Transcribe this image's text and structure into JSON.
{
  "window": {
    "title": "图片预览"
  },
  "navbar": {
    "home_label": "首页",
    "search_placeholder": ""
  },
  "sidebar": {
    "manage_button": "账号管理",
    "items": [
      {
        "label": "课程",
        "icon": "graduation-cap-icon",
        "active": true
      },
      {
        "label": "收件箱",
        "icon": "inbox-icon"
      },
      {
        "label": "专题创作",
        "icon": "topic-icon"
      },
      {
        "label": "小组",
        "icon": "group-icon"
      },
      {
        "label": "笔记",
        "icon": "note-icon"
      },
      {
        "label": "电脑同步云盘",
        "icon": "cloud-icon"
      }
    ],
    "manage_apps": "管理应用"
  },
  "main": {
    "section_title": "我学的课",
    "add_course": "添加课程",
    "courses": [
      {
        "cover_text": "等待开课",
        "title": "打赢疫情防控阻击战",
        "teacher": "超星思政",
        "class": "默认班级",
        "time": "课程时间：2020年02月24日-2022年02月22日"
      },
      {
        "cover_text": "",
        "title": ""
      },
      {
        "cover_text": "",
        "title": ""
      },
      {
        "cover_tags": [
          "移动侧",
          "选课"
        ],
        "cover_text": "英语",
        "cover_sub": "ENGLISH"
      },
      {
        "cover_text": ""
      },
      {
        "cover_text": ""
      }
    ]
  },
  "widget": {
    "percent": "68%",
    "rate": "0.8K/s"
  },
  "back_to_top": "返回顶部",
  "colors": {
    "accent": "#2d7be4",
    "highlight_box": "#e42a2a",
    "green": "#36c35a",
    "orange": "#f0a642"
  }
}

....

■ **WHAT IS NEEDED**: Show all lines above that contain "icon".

■ **ANSWER**:
        "icon": "graduation-cap-icon",
        "icon": "inbox-icon"
        "icon": "topic-icon"
        "icon": "group-icon"
        "icon": "note-icon"
        "icon": "cloud-icon"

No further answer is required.